Report every line of the records that includes the word "your".

## MATERIAL SHOWN
'''
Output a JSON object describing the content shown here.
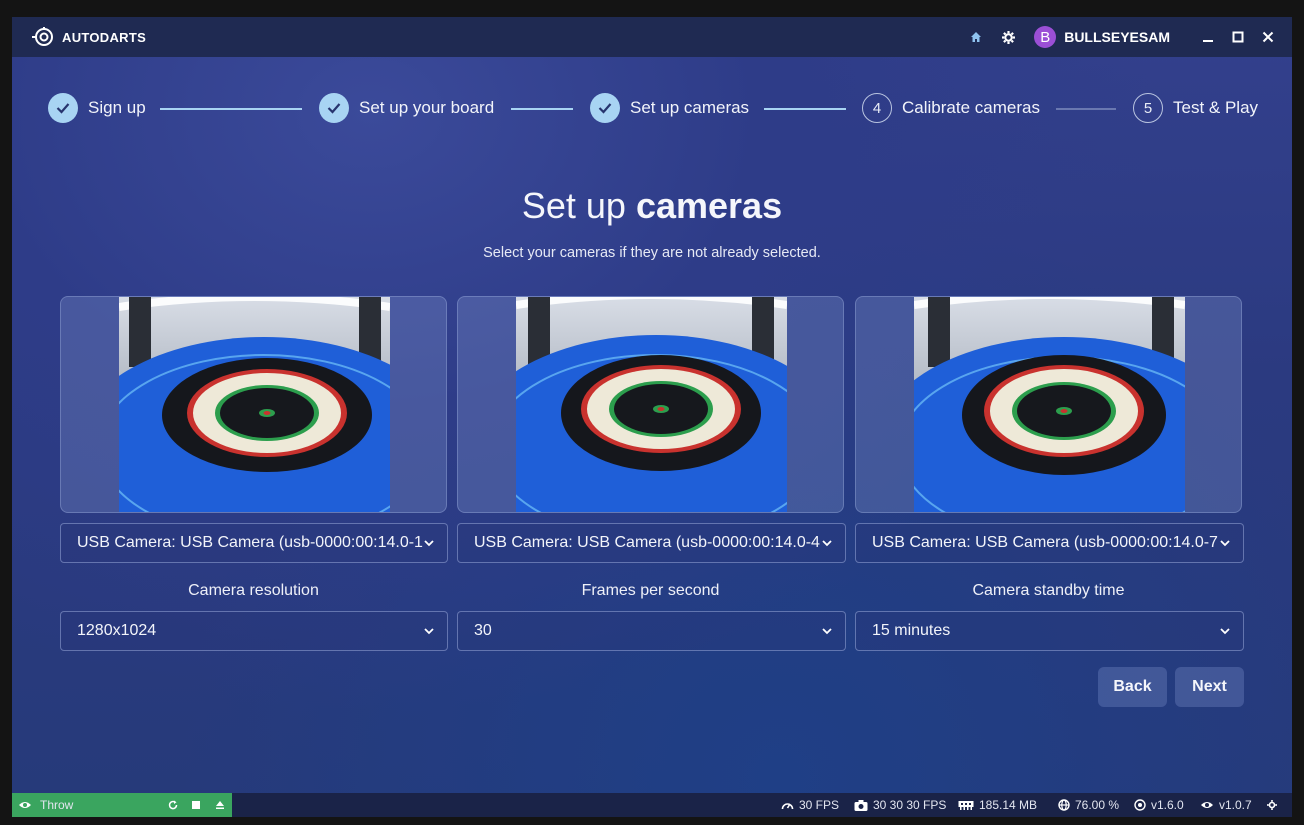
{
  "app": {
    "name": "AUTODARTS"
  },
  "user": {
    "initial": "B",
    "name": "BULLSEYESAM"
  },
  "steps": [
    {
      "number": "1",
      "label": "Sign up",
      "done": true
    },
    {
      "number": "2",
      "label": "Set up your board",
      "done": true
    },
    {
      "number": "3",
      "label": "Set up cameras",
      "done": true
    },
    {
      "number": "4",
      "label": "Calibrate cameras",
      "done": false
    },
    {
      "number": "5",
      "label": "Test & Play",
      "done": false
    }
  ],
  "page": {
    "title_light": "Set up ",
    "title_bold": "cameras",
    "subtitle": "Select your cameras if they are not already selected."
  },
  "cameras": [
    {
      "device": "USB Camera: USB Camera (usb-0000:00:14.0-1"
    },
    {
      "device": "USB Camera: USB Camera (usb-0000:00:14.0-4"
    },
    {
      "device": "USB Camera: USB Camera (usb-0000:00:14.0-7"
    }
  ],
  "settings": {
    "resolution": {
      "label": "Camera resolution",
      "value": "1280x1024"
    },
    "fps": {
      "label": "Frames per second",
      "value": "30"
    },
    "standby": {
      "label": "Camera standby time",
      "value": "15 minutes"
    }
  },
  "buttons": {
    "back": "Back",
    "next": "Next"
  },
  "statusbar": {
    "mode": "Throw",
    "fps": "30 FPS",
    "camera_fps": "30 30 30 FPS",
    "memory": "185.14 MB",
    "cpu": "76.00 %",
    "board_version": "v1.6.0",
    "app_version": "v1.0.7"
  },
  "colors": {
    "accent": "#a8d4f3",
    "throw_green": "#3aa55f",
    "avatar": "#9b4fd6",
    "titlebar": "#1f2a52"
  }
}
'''
## OUTPUT OF THE TASK
      "label": "Set up your board",
    "subtitle": "Select your cameras if they are not already selected."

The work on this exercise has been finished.